    yes carl i have de caussade s book. it is excellent. it seems to be written for the benefit of nuns. it is i think more examination of conscience than teaching

  • noel

    by the way i think more accessible and also more useful are the writings and reflections of john main ,bede griffiths, abhishiktananda……….i guess you could say these are more contemporary journeyers on the mystic path

  • http://www.patheos.com/blogs/carlmccolman/ Carl McColman

    I think it’s important when reading Merton or Main or Keating or any of the other contemporary/recent authors, to immerse ourselves in the texts they would have studied — which is why I keep turning back to the great mystics of the past.
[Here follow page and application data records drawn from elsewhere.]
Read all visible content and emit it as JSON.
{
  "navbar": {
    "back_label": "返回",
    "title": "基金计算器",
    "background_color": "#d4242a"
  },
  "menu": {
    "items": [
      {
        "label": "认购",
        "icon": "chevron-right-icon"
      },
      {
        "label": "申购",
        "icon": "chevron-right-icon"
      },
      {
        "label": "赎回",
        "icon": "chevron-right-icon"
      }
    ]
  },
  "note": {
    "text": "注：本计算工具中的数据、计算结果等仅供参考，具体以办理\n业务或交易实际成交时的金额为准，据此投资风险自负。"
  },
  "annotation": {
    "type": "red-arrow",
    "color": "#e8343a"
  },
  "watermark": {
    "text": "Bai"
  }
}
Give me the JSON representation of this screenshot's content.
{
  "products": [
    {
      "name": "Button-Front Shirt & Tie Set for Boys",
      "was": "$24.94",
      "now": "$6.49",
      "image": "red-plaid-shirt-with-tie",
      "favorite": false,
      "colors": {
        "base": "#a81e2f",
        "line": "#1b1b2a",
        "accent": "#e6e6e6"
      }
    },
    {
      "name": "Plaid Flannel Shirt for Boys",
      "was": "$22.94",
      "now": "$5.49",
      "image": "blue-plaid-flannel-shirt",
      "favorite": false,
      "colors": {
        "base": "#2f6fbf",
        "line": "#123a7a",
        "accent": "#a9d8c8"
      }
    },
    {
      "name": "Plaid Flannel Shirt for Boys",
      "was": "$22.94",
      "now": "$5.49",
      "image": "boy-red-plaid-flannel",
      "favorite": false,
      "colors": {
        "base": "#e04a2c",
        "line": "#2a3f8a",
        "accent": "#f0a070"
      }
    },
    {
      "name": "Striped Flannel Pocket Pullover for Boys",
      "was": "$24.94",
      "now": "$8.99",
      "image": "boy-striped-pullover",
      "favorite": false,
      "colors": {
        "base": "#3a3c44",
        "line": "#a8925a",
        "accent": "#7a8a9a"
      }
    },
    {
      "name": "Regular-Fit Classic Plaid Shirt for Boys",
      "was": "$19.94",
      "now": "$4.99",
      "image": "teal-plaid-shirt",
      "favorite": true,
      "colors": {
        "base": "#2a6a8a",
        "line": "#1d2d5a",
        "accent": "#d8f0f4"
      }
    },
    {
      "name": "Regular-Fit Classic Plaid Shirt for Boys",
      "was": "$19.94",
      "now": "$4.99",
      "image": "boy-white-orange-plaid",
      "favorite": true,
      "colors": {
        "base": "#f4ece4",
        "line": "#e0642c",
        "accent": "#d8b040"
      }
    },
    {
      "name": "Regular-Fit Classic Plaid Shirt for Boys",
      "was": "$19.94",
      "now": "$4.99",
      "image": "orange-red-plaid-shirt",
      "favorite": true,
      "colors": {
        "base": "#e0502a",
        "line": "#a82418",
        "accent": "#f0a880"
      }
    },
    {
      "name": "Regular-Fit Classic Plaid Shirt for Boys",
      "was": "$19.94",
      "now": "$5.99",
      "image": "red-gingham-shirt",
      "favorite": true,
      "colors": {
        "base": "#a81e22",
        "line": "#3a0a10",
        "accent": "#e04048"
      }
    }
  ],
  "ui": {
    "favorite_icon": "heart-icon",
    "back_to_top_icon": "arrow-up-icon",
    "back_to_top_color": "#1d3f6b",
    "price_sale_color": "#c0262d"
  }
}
And as for my experience, I find the writers of the past to be just as accessible and just as useful as anything written in the last fifty to seventy-five years.

  • http://www.suprarational.org Ron Krumpos


    While I also study the great mystics of the past, there are many 20th C. mystics who are quite important. Mysticism is a living tradition.

    Judaism’s Abraham Isaac Kook, Islam’s Sir Muhammad Iqbal, Hinduism’s Sri Aurobindo Ghose, Christianity’s Thomas Merton, and Buddhism’s
    14th Dalai Lama.

    Also, secular mystics like Dag Hammarskjold, former Secretary General of the U.N., Vaclav Havel, past President of the Czech Republic, Ramesh Balsekar, C.E.O. of the Bank of India, Arthur Eddington, Britain’s famous physicist.

    Some contemporary female mystics: Christianity: Bernadette Roberts. Hinduism: Anandi Ma, and Amritanandamayi Ma. Islam: Hatice Hanim, and Hagga Zakiyya. Buddhism: Dipa Ma, and Daw Yusanda